In order better to define the environment of this invention, FIG. 2 shows a block diagram of a transmitter 50 that can be used to generate the input signal on line 12. This transmitter 50 includes four data signals D1-D4, and each of these data signals can be in any of four digital states (+3, +1, -1, -3). The four data signals D1-D4 are modulated with orthogonal modulating signals sin (1.5x), cos (1.5x), sin (3.5x), cos (3.5x) in respective multipliers 52, 54, 56, 58. In FIG. 2, x is equal to 2π t/ts, where Ts is equal to 800 nanoseconds. The modulated data signals D1, D2 are summed in a summer 60, and the resulting signal is multiplied by an envelope signal sin (x/2) in a multiplier 64. Similarly, the modulated data signals D3, D4 are summed in a summer 62 and multiplied by the envelope signal sin (x/2) in a multiplier 62. The resulting signals are combined in a summer 68 and then applied to a twisted pair line 12 via a line interface 70.
In each case, the data signals Dl-D4 retain their value throughout any given transmitted symbol period Ts. Because each of the four components encodes one of four levels, the resulting composite signal on line 12 can be characterized as a 16 quadrature amplitude modulated (16 QAM) signal. The modulating signals at 1.5x and 3.5x are suppressed carriers, and the envelope at x/2 creates two side bands for each suppressed carrier. Thus, the composite signal is characterized by a frequency spectrum emphasizing the frequencies 1x, 2x, 3x and 4x. Further details of the transmitter 50 shown in FIG. 2 can be found in the above-identified specification.

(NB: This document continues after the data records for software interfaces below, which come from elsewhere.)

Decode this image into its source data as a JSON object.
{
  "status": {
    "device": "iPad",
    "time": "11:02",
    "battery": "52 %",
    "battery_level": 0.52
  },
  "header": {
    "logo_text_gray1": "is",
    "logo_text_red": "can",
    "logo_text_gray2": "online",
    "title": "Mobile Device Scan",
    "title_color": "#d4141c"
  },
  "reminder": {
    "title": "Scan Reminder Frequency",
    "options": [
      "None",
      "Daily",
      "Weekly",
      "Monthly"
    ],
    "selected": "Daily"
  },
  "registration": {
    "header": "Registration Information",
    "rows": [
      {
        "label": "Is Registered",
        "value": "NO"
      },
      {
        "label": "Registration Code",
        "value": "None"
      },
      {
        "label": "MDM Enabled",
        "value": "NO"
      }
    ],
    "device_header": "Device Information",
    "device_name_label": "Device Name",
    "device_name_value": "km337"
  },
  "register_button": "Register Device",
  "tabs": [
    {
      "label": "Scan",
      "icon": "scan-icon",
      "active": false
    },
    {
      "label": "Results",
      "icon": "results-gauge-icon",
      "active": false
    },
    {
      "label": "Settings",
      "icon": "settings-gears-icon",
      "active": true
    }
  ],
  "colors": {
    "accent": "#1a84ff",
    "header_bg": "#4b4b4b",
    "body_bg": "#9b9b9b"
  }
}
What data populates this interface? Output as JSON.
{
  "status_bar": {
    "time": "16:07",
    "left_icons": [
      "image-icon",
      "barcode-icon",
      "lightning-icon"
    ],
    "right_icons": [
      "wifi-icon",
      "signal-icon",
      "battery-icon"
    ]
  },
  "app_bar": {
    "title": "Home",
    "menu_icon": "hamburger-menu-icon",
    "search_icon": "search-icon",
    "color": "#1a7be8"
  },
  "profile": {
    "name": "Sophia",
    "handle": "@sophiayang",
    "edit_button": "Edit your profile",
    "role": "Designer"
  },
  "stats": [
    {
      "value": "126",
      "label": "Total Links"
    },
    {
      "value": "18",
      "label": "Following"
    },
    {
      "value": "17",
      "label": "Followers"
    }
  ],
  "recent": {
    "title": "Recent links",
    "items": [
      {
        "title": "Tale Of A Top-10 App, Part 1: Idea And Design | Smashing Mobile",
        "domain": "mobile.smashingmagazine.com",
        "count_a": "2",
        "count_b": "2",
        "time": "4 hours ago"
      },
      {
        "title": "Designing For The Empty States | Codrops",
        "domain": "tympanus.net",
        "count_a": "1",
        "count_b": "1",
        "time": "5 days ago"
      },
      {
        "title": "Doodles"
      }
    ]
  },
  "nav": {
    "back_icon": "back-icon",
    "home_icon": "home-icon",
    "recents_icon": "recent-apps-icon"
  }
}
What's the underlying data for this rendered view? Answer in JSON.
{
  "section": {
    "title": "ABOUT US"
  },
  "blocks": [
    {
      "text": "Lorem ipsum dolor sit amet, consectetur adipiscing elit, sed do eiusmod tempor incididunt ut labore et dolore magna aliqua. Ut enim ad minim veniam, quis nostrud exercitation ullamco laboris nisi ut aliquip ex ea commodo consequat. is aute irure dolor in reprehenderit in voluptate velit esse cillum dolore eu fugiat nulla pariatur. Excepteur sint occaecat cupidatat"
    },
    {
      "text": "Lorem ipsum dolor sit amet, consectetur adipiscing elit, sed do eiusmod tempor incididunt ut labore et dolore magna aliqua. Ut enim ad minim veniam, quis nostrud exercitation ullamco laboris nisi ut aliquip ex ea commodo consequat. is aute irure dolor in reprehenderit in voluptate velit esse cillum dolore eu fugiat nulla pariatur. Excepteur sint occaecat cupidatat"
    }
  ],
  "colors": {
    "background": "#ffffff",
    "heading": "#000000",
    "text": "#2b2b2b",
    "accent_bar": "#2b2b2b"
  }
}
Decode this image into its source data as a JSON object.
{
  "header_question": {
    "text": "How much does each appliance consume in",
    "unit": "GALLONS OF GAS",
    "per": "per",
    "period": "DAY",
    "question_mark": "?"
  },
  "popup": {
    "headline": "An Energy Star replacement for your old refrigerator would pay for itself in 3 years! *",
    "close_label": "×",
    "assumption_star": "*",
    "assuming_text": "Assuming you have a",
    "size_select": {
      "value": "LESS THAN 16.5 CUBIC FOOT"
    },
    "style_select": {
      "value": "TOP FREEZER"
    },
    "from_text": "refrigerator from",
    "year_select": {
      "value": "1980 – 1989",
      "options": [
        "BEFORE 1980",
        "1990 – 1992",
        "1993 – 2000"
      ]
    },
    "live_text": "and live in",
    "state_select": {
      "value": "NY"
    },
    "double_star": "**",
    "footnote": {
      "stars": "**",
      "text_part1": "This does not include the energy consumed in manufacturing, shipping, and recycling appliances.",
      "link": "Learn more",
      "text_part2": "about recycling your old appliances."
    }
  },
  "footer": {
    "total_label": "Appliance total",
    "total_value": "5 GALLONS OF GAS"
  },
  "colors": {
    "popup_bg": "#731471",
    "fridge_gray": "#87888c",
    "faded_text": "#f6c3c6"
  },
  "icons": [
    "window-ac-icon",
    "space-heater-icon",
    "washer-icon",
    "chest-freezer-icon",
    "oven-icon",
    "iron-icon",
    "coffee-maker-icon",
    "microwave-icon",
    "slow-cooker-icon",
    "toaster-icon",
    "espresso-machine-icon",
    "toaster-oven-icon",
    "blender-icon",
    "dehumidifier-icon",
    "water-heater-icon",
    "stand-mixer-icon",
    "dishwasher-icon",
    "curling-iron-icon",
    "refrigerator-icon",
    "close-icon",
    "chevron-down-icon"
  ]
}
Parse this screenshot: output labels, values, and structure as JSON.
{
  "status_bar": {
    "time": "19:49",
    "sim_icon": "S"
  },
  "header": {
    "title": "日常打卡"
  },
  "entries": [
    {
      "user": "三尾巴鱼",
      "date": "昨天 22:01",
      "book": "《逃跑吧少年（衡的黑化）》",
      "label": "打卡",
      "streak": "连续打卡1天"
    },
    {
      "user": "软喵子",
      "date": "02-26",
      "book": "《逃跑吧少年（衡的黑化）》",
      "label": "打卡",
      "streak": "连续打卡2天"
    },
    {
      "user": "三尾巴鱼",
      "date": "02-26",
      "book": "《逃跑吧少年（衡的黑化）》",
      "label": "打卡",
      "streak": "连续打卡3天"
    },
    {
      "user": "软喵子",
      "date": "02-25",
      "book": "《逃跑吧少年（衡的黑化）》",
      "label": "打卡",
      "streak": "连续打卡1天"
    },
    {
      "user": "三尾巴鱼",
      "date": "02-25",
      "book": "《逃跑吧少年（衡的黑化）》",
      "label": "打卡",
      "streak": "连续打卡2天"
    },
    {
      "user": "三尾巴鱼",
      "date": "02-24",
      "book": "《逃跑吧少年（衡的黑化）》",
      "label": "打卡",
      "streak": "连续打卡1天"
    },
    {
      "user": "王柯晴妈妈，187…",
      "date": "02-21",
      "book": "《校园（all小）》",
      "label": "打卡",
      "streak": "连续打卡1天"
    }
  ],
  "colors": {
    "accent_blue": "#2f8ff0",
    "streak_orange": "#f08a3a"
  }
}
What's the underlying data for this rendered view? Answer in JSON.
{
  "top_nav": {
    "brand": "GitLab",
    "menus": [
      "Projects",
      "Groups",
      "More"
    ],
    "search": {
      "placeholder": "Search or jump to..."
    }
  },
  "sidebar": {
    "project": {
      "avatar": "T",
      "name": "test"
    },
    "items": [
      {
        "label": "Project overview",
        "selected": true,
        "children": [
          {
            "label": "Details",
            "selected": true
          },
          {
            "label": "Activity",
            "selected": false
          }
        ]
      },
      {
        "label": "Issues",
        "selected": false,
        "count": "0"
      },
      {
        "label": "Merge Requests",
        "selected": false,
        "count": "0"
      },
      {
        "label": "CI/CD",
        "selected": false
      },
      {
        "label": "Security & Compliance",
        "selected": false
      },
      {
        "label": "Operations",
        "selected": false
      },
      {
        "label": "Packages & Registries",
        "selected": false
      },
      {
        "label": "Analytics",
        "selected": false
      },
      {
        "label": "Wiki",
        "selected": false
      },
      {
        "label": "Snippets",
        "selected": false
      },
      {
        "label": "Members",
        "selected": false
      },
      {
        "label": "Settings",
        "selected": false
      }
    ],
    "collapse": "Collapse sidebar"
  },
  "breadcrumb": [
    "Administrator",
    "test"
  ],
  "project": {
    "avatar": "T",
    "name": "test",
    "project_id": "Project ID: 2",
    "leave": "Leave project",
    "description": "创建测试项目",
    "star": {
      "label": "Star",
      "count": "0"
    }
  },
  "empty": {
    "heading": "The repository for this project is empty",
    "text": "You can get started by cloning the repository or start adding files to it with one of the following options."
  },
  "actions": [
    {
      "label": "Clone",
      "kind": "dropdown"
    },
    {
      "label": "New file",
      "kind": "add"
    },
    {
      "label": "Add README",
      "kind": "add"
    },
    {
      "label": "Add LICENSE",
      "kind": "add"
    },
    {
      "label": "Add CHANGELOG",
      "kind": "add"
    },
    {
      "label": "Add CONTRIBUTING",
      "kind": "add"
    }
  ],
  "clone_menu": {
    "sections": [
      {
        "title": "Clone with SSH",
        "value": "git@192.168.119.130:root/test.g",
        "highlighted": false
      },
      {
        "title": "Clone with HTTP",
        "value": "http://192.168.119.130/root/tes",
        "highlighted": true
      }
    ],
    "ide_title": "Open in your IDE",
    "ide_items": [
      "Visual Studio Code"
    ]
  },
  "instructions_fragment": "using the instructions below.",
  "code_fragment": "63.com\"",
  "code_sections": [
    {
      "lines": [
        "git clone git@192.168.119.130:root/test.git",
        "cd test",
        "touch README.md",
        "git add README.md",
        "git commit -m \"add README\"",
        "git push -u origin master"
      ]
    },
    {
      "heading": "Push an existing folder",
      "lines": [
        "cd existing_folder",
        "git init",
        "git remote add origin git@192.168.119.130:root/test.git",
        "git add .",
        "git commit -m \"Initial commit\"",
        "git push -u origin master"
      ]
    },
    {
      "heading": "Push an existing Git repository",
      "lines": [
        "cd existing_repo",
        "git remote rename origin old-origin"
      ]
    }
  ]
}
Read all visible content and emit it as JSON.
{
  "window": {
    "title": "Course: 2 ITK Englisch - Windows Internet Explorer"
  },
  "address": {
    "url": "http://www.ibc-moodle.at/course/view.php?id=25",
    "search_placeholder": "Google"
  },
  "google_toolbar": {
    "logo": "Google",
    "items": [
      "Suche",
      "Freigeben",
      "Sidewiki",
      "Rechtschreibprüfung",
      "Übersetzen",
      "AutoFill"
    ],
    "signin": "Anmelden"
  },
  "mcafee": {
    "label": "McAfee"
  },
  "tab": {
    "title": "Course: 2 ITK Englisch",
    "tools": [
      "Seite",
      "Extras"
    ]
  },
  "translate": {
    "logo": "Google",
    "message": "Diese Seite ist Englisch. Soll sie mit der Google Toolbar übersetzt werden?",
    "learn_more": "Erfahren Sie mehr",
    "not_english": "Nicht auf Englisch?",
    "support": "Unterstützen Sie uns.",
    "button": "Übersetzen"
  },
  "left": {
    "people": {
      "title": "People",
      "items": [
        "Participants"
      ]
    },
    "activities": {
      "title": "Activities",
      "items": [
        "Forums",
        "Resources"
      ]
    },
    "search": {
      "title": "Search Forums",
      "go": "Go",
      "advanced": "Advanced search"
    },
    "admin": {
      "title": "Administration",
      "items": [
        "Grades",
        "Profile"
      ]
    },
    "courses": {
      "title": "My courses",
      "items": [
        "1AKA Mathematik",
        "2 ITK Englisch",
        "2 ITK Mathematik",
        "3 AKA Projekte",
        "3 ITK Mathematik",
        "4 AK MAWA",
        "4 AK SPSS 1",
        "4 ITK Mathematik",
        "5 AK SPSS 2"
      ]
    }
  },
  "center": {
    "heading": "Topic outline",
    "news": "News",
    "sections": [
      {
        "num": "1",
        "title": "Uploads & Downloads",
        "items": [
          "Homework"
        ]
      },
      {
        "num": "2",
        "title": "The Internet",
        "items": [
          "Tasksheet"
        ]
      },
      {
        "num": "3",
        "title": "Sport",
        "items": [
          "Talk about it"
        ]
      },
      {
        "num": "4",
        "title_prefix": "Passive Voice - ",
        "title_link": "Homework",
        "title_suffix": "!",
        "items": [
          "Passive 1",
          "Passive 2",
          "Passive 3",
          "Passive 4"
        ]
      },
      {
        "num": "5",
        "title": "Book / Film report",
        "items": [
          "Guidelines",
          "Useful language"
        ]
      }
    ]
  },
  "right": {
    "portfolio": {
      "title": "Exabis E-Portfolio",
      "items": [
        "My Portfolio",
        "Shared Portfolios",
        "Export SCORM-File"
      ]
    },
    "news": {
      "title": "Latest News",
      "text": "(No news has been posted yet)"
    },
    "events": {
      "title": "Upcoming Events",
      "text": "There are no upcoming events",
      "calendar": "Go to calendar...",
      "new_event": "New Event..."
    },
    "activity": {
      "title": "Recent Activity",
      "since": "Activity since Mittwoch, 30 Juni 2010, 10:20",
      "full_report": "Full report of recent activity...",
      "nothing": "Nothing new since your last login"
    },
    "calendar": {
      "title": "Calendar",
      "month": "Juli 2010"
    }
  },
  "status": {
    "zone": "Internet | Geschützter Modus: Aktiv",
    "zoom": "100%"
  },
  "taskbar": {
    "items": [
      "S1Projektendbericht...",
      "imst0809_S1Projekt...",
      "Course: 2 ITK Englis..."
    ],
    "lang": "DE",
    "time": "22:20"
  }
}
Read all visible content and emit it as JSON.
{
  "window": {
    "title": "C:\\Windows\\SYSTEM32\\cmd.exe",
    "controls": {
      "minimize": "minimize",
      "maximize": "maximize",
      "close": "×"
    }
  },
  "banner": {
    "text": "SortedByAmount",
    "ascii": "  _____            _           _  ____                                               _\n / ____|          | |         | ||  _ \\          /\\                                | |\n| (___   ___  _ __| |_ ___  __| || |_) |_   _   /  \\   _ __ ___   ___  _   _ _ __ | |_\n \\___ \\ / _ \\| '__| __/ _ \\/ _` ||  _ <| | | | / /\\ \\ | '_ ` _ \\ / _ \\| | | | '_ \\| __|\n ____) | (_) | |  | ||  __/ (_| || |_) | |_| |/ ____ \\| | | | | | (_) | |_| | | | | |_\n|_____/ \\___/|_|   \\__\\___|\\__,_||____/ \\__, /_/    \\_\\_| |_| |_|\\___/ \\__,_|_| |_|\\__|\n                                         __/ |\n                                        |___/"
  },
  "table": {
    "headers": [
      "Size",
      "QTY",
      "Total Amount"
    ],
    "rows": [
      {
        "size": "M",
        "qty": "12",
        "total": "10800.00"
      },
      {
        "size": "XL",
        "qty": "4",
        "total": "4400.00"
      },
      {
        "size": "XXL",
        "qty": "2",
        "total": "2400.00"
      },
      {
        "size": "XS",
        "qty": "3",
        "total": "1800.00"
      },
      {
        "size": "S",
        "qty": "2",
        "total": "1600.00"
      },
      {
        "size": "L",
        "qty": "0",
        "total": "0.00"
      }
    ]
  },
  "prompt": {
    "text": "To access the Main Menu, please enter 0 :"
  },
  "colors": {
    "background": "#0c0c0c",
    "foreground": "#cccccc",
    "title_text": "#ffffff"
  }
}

It will be noted that the transmitter 50 generates a composite signal on line 12 having four orthogonal channels, while the receiver 10 of FIG. 1 processes only two orthogonal channels. Typically, the receiver 10 will include another circuit (not shown) similar to that shown for the remaining two orthogonal signals.
FIGS. 4a-4b provide detailed schematic diagrams of the presently preferred embodiments of the multiplier 14, integrator 22, digitizer 26, and additional components 34, 36, 42-46 of FIG. 1. As pointed out above, the divider chain 18 is fully disclosed in the above-identified specification which is hereby incorporated by reference for its teaching of the structure and operation of the divider chain 18.
In FIGS. 4a-4b, the block labeled 34, 38 receives an input OSIGN, which is the sign bit of b and therefore a one bit approximation of b. This circuit generates PHSERR, which corresponds to (a-a)b, in FIG. 1. Elements 16, 24, 28, 36, 40 correspond in structure to the elements 14, 22, 26, 34, 38 of FIGS. 4a-4b. The input signal PHSERRLO to the loop filter 44 is a current mode signal which is a wired sum from the two outputs PHSERR from the multipliers 38, 40.
An important advantage of the embodiment of FIG. 1 is that the multipliers 38, 40 are not required to operate with a wide range of analog inputs. The analog input to the multiplier 38 is equal to a-a, which is typically much small than either a or a. Similarly, the multiplier 40 is provided with an analog input equal to b-b which is much smaller than either b or b when the circuit is close to equilibrium. Because the analog input range for the multipliers 38, 40 is much reduced as compared to the prior art systems described above, the multipliers 38, 40 can be simplified in structure. This reduces the cost of the multipliers 38, 40, and therefore the cost of the overall receiver 10.
Of course, the detailed schematic diagrams referenced above have been provided only to illustrate the best mode of this invention, and those skilled in the art will recognize that the functions defined in FIG. 1 can be implemented with a wide variety of hardware.